Koninklijke Ten Cate NV, the Dutch maker of airframe parts for the Pentagon’s Reaper combat drone, said China is becoming a market for its advanced composite aircraft parts more quickly than it predicted.
Prospects for the Asian country got a boost when Zhuhai-based China Aviation Industry General Aircraft Co. acquired light-aircraft maker Cirrus Industries Inc. two years ago, said Frank Spaan, business development director at Almelo-based Ten Cate, which makes parts for the single-engine plane. Shares of Ten Cate rose the most in four months.
“The purchase of this company by Chinese owners opened that market,” Spaan said in a phone interview.
Ten Cate, which provides composite parts for the Airbus SAS A350 long-range airliner and materials for body armor, is trying to expand aerospace and automotive units at a time when U.S. spending on military clothing is waning. Ten Cate is building test structures for Commercial Aircraft Corp. of China Ltd., developer of the C919 airliner, to secure a long-term contract.
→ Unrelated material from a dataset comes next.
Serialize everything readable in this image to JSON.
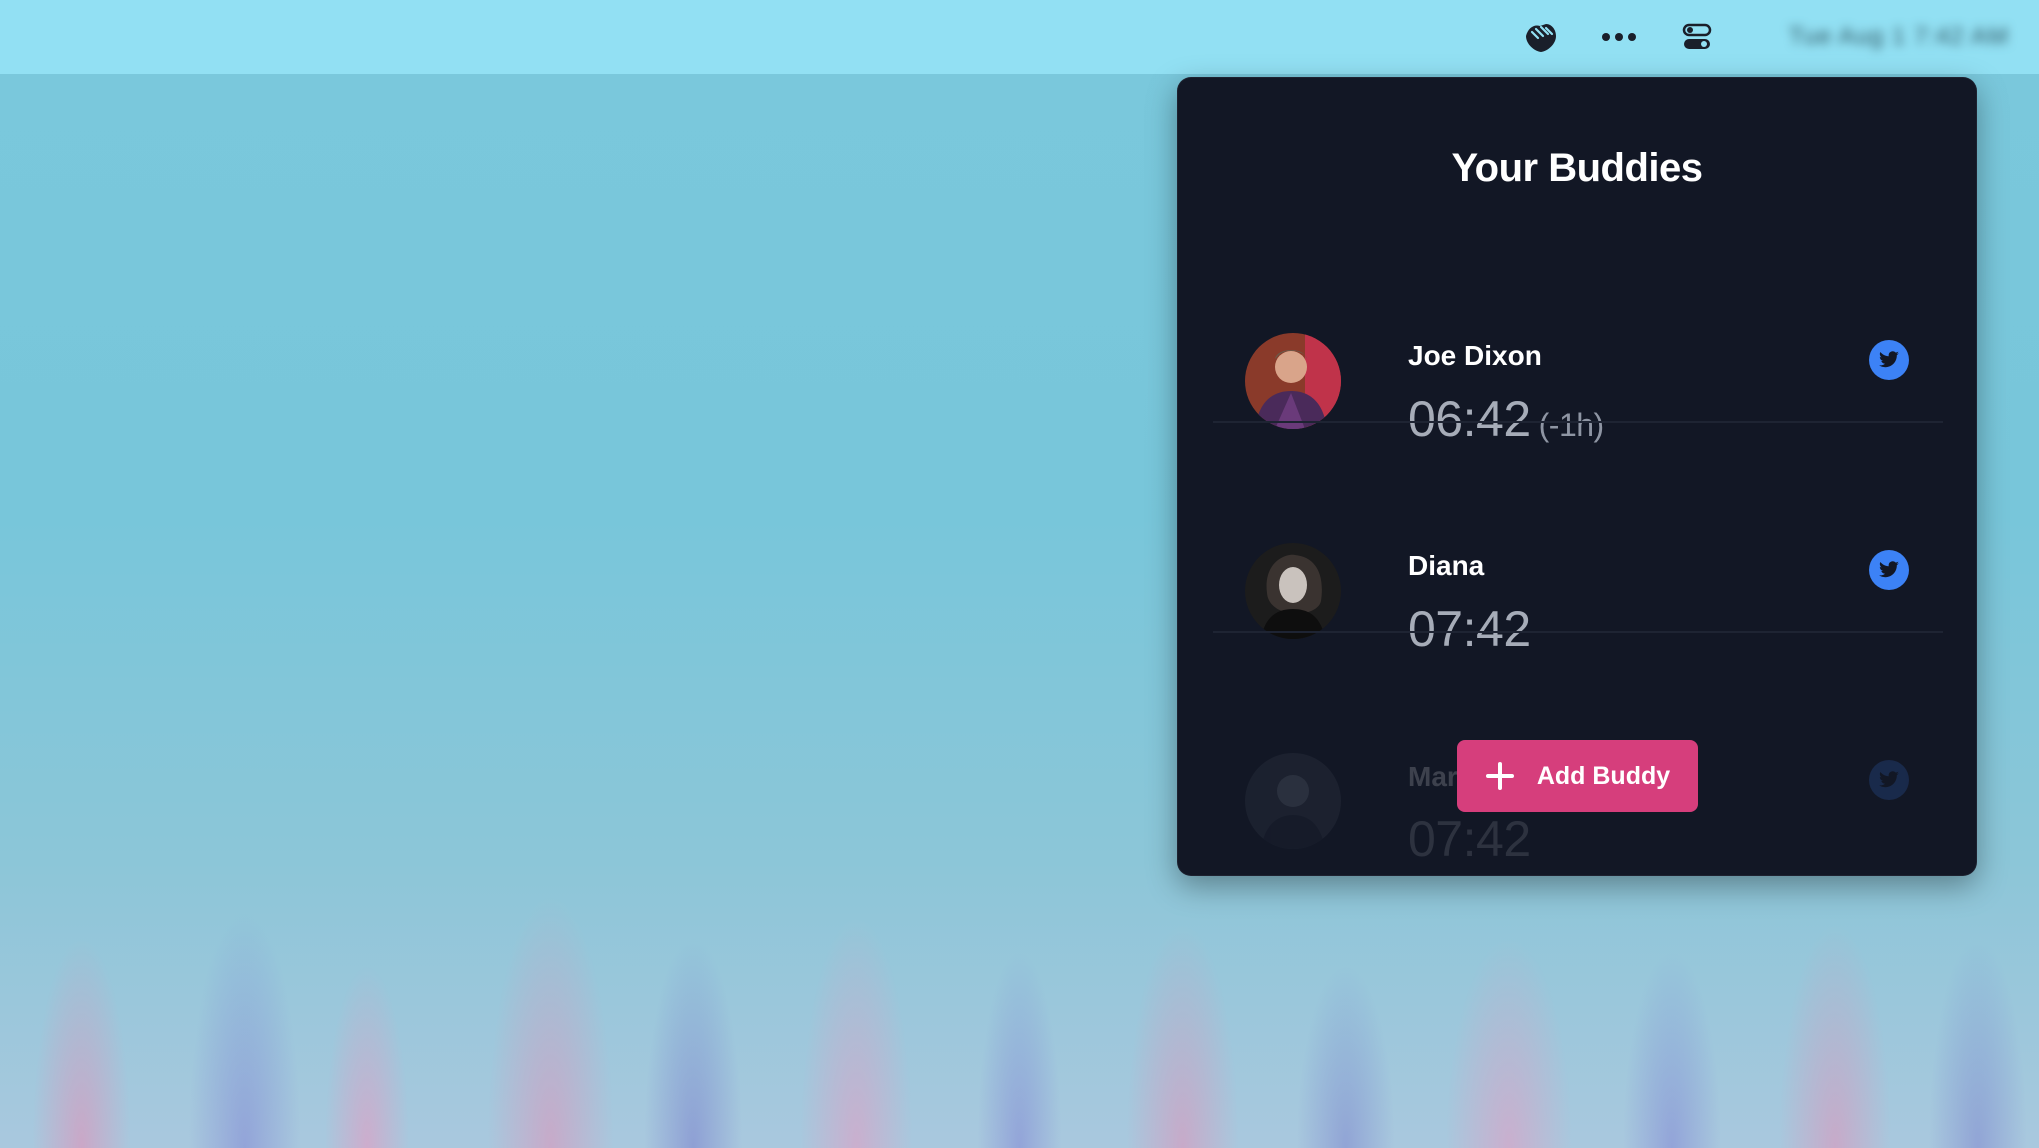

“We would expect later in the year to have our first real sales in China,” Spaan said. “That is more quickly than we ever would have expected.”
Ten Cate shares rose as much as 3 percent, the most since Nov. 6, and traded at 18.35 euros as of 10:36 a.m. in Amsterdam trading, valuing the company at 486.2 million euros ($632 million).
Business relations initially will involve exporting materials from either the U.S. or Europe to China, he said. The company also operates in China through its relationship with Fokker Technologies, the Dutch company acquired in 2008 by a private equity group led by Candover Investments Plc.
Ten Cate has made several acquisitions to strengthen its composite capabilities. European production was focused on thermoplastics although the purchase of Nottingham, England-based Amber Composites Ltd. this year is bolstering its thermoset material capabilities to complement those in the U.S. The Dutch company competes with Akzo Nobel NV as well as Cytec Industries Inc.
Industrial markets are drawing more interest, with Spaan expecting to book the first sales of flexible composite pipes for the energy sector this year.
“The oil and gas industry is of growing importance for our company, as well as mining,” he said.
Defense remains a potential growth area even faced with the U.S. military cuts linked to the withdrawal of front-line troops from Afghanistan, Spaan said. Sales of clothing to provide fire-protection of non-combatant troops and sales to other militaries, such as British and Australian forces, will also help offset the U.S. slowdown.